In November, I spoke at a University of Texas MBA investing course. After introducing myself and my investing strategy, I spent the bulk of the presentation analyzing the competitive advantages of Amazon, Facebook, and Tesla. Specifically, I gave my opinion on how long-lasting each of their moats potentially is and tied that back into my long-term focus. Click below to view the presentation slides.
Though not on purpose, Tesla has been on my mind a lot lately. Professionally, I’ve been researching self-driving cars and that involves reading up on Tesla (and Waymo and several others). The new book Autonomy is great by the way. And then personally, I just got a new car and thus spent the past several weeks going through the car buying process.
I hate everything about the car buying process and I don’t think I’m alone in that. Every friend I’ve talked to recently about buying cars has said the same thing. I started by entering my information into a few automaker websites to learn more. I immediately regretted that decision. The next few days I was bombarded by calls, texts and emails from salespeople at nearby dealerships.
Two weeks ago I gave a presentation on Trupanion at the Value Investing Seminar in Italy. The presentation is brief for two reasons:
- I only had 20-minutes to present.
- I don’t like reading slides when presenting (kind of defeats the point of presenting), so most slides contain high-level thoughts that were explained more in-depth by me.
I wish I would have had 30-40 minutes to present. That way I could have done a deeper dive into the business. Nonetheless, I think some readers will get value out of it. Click below to view the presentation.
My 2018 interim letter is linked below. Topics include:
- My evolution to focusing exclusively on compounders
- JD.com investment thesis
- Four significant changes to Wiedower Capital to help align my investment strategy with my partners and my own pay structure
Most companies I’ve invested in have been ones that I wasn’t previously familiar with. I only became familiar with the product and industry after many hours of research. This isn’t on purpose—just a result of me not being a user of most public company’s products. The advantage of this is that I approach learning about these new products from a clean slate with few biases. The drawback is that I will probably never understand the product as well as I would if I was a regular user.
The opposite of this is Peter Lynch’s investing style: “Invest in what you know.” Lynch advised people to invest in companies they know and love. Logically, this makes a lot of sense, but I’m not convinced this method is any better (or worse). The advantage of Lynch’s approach is that a user might have a unique insight into the value of a company that other investors may not have or appreciate. The drawback is the user will almost certainly overemphasize their own experience with the company and may discount what the greater population thinks (i.e. the base rate).
I generate new investing ideas mostly through reading investment write-ups online, talking to other investors, occasionally going through screens of companies that meet some high-level criteria I look for, and general learning (like reading books and news) that sometimes leads to an idea. I like getting ideas from others (via investing websites, blogs, and friends of mine) because it’s a quick way to get an overview of the business and industry. Thus, my research doesn’t have to start from scratch. Between investing websites and blogs that I follow, I look at several hundred investment write-ups per year.

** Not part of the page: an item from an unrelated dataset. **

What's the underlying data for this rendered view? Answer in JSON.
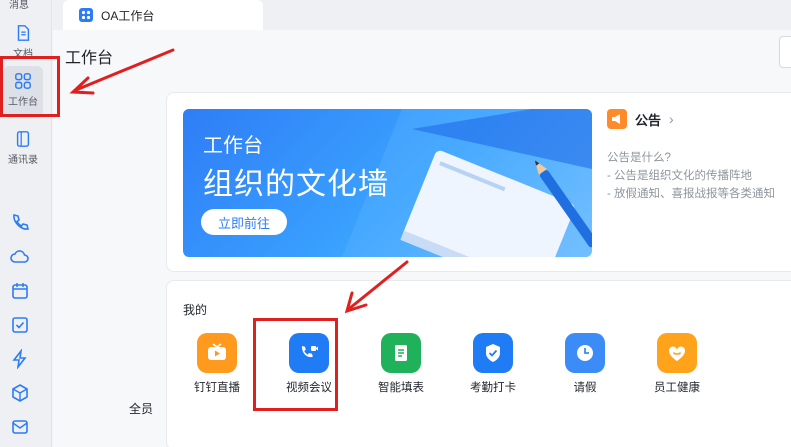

Depending on how well I know the industry, my research for a new company generally takes anywhere from a few weeks to several months. Thus, in an entire year I only have time to get to know a handful of companies really well. This forces me to be very picky on what companies I spend time researching. I want to know a small number of high-quality companies very well, as opposed to knowing less about hundreds or thousands of companies.
The vast majority of investors are focused on the next quarter or the next year, which is mostly just noise in terms of what really matters to a company’s value. It’s not uncommon that a company’s terminal value is 70-80% of what it’s worth today. If how a company will perform 10-20+ years from now makes up most of its value, then the most important factor when choosing companies to invest in is how durable their competitive position is over the long-term, which often has very little to do with near-term results. Even so, it’s not a surprise that so much of Wall Street focuses on the short-term.